Private sector employment decreased by 10,000 from July to August on a seasonally adjusted basis, according to the latest ADP National Employment Report® released today. The estimated change of employment from June to July was revised down slightly, from the previously reported increase of 42,000 to an increase of 37,000.
The decline in private employment in August confirms a pause in the recovery already evident in other economic data. The deceleration in employment was evident in the major sectors and by size of business. This month’s decline in employment followed six monthly increases from February through July. Over those six months the average monthly gain in employment was 37,000 with no evidence of acceleration.
Unlike the estimate of total establishment employment to be released on Friday by the Bureau of Labor Statistics (BLS), today’s figure does not include the effects of federal hiring — and now firing — for the 2010 Census. Hiring for the census peaked in May. For this reason, Friday’s figure for the change in nonfarm total employment reported by the BLS might be weaker than today’s estimate for nonfarm private employment in the ADP National Employment Report.
Augusts’ ADP Report estimates nonfarm private employment in the service-providing sector rose by 30,000, the seventh consecutive monthly gain. This increase was not enough to offset an employment decline in the goods-producing sector of 40,000. Employment in the manufacturing sector decreased 6,000, the second consecutive monthly decline.
Reuters, of course, didn’t see this coming and used their favorite adverb. They also see bad news coming on Friday:
The U.S. manufacturing sector grew faster than expected in August but private employers unexpectedly cut jobs, showing the economic recovery still faces major headwinds. …
The government is expected to report on Friday that nonfarm payrolls dropped 100,000 in August, the third straight month of job declines, while private sector employment increased only 41,000, according to a Reuters survey.
ADP isn’t a perfect bellwether, but they’re usually in the ballpark. The reversal in direction in their report could mean a net loss of private jobs overall, or just a further slowing of net growth in the private sector, as Reuters supposes. One has to remember that net job growth has to surpass 100,000 a month to keep up with population growth, too, so the term “net” is somewhat misleading. Every month that the economy fails to meet that level means more people unemployed or underemployed, and so far over the last two years, we have had only one month of private-sector growth at or above that level (March 2010).
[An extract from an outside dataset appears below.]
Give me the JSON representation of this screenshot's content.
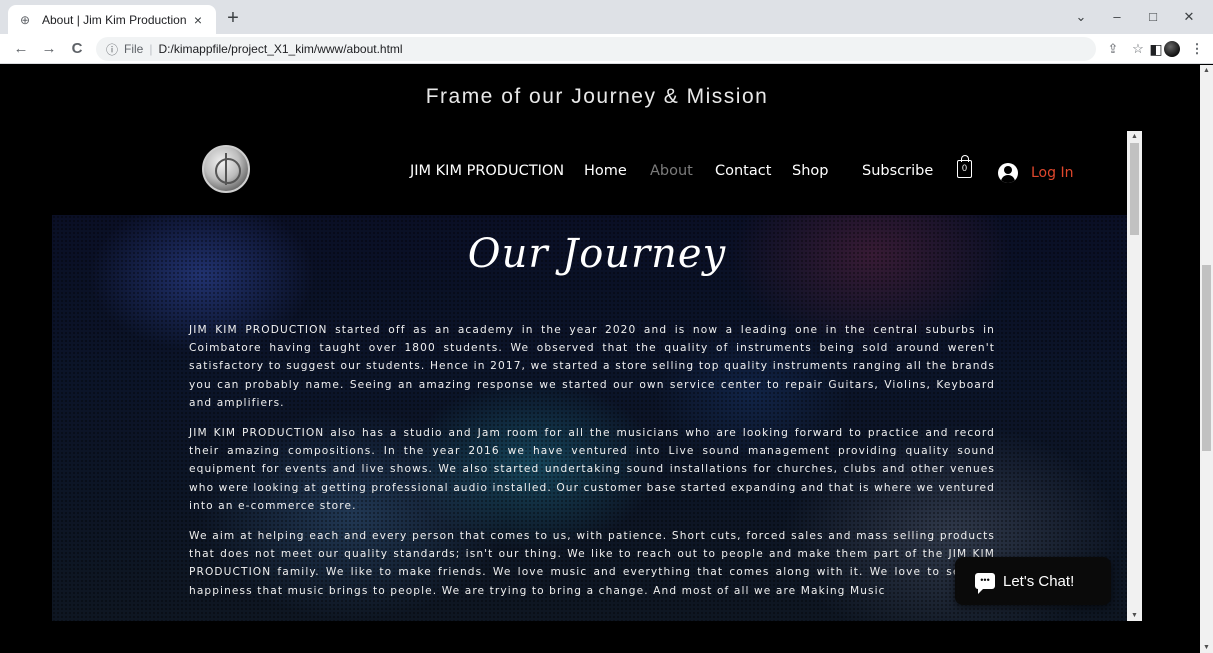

Given Reuters’ track record on predictions, I suspect we’ll see the use of the word “unexpectedly” again on Friday.